Hooka Creek Road resident Leonie Simpson is fed up with people blocking her driveway and flouting no-parking signs to get to their netball games in time.
Every Saturday during winter, the usually quiet suburban road transforms into a congested car park where, according to Ms Simpson, anything goes.
"The council put no-parking signs down on one side of the road but people don't take notice of them, they still park there," Ms Simpson said.
"If you ask them not to park, they tell you where to go. I've had women tell me to eff-off, that they can park anywhere they like."
Drivers have blocked off Ms Simpson's driveway at least five times, while her neighbour reported the same problem to police as recently as last week.
Before the recent death of her gravely ill husband, Arthur, Ms Simpson used to worry that the congestion would stop an ambulance from reaching them.
The 63-year-old retiree, who has lived in the street for 20 years, describes the situation as "utterly stupid".
"They just don't care, they're above the rules. They've got no consideration for people who live in the street," she said.
Residents in neighbouring Hertford Street also feel the pinch when drivers park on both sides of the road, effectively turning it into a one-way street.
It was particularly bad during weekends when the site hosted netball carnivals, Ms Simpson said.
Now she is calling on Wollongong City Council to create more parking or send rangers to the street regularly on Saturdays until drivers improved their behaviour.
"It's just annoying because you can't park outside your house or have any visitors over because there's no parking, and it's inconvenient because [the Illawarra District Netball Association] don't tell us when it's on," she said.

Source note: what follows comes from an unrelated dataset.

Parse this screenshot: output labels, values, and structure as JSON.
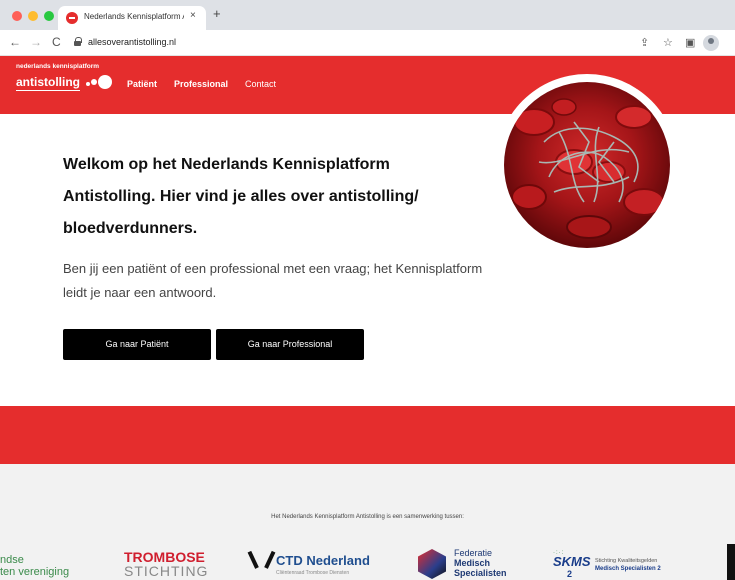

Ms Simpson suggested the association did a letterbox drop of carnival dates at the start of the season, so that residents could plan around the events.
Association president Dianne Elvy did not respond to the Mercury's calls on Sunday.
Ms Simpson said soccer did not affect residents in the same way.
"We don't have problems with the soccer - not one iota. Their traffic doesn't worry us. They have their own parking area and people park in there."